• Assigned task
Once you find the line containing "Output a JSON", please retype it and every line after it to the end of the entries, exactly and with nothing added.
———
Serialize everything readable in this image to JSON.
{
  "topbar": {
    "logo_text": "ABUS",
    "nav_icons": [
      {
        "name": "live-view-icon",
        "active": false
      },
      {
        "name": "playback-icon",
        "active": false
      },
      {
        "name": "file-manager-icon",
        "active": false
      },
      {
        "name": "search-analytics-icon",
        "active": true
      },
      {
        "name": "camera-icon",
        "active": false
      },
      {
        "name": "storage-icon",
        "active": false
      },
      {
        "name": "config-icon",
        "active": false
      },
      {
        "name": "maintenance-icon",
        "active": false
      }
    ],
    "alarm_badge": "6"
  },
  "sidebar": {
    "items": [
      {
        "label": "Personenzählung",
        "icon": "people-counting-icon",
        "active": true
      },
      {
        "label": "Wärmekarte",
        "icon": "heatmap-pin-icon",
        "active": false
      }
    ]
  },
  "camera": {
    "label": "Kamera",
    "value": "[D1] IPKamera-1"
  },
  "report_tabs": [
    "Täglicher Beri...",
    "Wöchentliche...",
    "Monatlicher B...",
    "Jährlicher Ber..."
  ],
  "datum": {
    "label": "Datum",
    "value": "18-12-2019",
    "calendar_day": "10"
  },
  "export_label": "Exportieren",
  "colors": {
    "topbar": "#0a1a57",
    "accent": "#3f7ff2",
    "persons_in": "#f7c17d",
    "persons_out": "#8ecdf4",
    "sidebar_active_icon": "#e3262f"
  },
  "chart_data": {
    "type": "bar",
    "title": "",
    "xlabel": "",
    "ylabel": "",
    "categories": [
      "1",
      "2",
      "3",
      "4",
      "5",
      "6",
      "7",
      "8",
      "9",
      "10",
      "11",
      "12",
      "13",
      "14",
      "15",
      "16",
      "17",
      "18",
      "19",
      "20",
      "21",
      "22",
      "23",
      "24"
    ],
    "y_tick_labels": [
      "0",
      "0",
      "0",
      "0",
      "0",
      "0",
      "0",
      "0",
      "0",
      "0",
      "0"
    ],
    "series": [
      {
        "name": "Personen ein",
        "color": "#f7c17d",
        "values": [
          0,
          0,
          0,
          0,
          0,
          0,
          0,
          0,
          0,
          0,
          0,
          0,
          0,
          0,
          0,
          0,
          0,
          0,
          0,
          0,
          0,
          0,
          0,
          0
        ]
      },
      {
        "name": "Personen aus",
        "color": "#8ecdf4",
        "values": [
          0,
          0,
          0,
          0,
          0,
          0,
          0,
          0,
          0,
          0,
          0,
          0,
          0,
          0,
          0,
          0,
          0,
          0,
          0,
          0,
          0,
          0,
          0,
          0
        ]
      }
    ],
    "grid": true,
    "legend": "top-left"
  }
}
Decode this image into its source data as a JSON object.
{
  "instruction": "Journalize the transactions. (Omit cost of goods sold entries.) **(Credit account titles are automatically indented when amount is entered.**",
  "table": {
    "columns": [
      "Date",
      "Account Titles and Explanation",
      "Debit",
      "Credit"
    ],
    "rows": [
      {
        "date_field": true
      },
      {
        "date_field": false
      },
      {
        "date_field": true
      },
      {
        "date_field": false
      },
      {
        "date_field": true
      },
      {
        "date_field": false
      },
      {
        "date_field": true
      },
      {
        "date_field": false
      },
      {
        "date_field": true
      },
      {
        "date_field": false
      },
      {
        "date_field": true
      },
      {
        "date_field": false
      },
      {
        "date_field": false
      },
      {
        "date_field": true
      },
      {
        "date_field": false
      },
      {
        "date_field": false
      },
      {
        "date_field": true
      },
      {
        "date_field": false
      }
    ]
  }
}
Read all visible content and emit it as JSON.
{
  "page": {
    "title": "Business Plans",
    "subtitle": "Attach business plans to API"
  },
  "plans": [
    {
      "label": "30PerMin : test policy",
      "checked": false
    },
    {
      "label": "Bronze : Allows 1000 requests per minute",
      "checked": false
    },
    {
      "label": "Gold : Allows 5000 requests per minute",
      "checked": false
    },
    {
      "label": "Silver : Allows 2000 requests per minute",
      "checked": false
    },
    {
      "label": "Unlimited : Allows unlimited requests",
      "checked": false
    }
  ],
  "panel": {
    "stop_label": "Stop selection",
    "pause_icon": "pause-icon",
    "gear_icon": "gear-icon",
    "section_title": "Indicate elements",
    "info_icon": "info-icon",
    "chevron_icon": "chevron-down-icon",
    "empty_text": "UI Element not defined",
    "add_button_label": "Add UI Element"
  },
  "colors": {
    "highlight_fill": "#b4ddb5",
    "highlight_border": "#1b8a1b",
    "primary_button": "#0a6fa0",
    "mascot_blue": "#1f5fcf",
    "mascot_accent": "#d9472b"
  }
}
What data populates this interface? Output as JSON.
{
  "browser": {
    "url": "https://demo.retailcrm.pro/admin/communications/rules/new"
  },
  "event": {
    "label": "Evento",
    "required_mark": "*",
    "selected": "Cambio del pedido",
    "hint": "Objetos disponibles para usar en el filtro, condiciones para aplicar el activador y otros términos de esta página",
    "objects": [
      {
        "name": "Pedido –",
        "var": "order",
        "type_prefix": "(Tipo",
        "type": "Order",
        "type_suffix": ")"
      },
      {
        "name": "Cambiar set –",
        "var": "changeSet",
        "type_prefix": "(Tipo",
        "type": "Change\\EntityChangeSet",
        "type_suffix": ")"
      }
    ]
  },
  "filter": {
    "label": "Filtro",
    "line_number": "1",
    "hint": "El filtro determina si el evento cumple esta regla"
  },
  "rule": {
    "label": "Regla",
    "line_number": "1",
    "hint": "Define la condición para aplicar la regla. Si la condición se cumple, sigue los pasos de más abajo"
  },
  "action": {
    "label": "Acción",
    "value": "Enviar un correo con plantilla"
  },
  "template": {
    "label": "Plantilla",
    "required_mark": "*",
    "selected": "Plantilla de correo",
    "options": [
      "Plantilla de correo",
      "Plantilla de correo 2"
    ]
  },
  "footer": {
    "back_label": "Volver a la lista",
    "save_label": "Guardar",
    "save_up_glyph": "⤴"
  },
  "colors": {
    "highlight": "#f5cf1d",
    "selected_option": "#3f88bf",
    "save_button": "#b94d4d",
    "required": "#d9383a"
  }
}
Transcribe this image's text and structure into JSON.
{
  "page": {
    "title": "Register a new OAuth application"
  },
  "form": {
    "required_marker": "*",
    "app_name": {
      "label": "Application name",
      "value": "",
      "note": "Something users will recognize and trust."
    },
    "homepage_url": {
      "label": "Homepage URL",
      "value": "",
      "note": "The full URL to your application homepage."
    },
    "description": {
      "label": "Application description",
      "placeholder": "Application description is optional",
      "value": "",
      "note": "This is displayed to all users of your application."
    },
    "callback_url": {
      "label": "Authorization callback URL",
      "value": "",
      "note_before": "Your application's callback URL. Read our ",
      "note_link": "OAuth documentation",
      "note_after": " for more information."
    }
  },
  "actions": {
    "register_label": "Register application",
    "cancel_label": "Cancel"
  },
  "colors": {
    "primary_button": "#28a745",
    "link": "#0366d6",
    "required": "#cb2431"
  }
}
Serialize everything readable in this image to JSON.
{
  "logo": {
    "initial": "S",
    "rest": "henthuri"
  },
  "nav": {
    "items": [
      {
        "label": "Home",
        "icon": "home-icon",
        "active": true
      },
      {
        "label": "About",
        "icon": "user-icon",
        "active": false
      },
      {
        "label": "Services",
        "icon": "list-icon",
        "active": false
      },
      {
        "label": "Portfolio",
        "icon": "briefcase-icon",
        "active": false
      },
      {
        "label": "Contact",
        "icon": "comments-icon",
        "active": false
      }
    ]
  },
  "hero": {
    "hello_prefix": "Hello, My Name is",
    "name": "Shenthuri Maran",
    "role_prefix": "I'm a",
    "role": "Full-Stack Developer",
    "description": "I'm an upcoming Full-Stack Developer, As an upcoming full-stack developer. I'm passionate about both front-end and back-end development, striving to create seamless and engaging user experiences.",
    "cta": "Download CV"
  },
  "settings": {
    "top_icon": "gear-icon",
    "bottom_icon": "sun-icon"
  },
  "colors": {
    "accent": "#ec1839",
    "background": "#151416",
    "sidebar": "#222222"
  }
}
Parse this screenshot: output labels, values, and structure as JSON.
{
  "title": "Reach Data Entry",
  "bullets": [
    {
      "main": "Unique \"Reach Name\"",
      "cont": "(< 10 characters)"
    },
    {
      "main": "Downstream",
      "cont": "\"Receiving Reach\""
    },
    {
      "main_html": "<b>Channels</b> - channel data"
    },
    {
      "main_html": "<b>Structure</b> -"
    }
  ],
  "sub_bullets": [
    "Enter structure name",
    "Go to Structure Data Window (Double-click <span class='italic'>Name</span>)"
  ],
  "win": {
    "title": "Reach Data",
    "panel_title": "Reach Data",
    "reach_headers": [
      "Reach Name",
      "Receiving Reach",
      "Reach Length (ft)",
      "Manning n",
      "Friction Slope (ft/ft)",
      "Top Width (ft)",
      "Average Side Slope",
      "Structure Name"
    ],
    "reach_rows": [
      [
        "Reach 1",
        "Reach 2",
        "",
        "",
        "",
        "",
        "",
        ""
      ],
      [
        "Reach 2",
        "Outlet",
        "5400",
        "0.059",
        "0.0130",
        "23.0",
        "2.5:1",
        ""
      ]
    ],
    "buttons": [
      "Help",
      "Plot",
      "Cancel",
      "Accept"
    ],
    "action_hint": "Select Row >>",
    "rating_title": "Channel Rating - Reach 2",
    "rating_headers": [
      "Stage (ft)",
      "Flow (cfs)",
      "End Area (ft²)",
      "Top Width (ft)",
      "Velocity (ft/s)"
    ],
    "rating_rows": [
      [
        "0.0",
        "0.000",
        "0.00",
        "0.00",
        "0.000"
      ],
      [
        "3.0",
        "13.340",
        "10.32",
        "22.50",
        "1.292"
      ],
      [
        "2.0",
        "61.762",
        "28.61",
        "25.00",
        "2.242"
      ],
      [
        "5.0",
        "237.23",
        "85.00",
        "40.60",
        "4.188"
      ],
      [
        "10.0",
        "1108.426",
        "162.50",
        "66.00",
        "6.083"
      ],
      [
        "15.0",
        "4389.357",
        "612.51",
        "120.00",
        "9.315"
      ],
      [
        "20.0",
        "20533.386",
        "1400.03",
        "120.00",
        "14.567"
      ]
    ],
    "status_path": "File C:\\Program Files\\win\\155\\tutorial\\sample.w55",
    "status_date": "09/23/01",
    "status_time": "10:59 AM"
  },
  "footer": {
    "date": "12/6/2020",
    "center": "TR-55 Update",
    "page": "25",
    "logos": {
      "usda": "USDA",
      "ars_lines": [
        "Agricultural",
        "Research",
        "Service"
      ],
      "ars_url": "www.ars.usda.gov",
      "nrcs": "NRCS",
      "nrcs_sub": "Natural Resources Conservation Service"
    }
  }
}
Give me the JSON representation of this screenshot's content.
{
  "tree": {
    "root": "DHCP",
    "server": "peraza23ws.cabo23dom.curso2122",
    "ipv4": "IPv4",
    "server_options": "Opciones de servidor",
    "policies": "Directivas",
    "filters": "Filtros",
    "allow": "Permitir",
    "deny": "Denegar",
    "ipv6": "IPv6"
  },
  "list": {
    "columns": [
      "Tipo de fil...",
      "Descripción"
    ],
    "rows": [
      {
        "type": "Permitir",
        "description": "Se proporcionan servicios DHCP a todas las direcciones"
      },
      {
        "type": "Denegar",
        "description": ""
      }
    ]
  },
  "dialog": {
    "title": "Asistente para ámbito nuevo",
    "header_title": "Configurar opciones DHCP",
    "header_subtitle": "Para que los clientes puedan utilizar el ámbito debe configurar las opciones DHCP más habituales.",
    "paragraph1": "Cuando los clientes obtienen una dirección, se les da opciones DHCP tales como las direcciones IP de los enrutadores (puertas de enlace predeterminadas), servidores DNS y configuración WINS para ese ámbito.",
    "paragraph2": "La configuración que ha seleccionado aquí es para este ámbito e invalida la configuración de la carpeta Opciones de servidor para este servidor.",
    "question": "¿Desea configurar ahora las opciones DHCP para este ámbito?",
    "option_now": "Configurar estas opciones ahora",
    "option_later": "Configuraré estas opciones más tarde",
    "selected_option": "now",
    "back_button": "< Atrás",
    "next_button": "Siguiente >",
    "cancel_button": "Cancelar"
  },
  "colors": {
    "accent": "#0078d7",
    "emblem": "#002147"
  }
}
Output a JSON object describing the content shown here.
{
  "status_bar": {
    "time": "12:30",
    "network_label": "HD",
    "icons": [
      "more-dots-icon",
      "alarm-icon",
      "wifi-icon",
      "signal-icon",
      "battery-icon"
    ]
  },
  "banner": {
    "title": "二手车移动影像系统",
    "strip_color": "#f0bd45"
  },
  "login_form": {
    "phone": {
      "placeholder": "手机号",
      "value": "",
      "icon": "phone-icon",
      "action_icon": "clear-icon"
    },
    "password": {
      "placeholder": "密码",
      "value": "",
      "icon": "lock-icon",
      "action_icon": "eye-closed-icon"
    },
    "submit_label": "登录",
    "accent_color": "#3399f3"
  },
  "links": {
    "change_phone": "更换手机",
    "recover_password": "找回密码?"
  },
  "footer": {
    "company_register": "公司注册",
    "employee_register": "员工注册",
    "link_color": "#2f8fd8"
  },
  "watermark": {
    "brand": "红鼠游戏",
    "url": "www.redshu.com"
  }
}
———
• Solution to this task
Output a JSON object describing the content shown here.
{
  "status_bar": {
    "time": "12:30",
    "network_label": "HD",
    "icons": [
      "more-dots-icon",
      "alarm-icon",
      "wifi-icon",
      "signal-icon",
      "battery-icon"
    ]
  },
  "banner": {
    "title": "二手车移动影像系统",
    "strip_color": "#f0bd45"
  },
  "login_form": {
    "phone": {
      "placeholder": "手机号",
      "value": "",
      "icon": "phone-icon",
      "action_icon": "clear-icon"
    },
    "password": {
      "placeholder": "密码",
      "value": "",
      "icon": "lock-icon",
      "action_icon": "eye-closed-icon"
    },
    "submit_label": "登录",
    "accent_color": "#3399f3"
  },
  "links": {
    "change_phone": "更换手机",
    "recover_password": "找回密码?"
  },
  "footer": {
    "company_register": "公司注册",
    "employee_register": "员工注册",
    "link_color": "#2f8fd8"
  },
  "watermark": {
    "brand": "红鼠游戏",
    "url": "www.redshu.com"
  }
}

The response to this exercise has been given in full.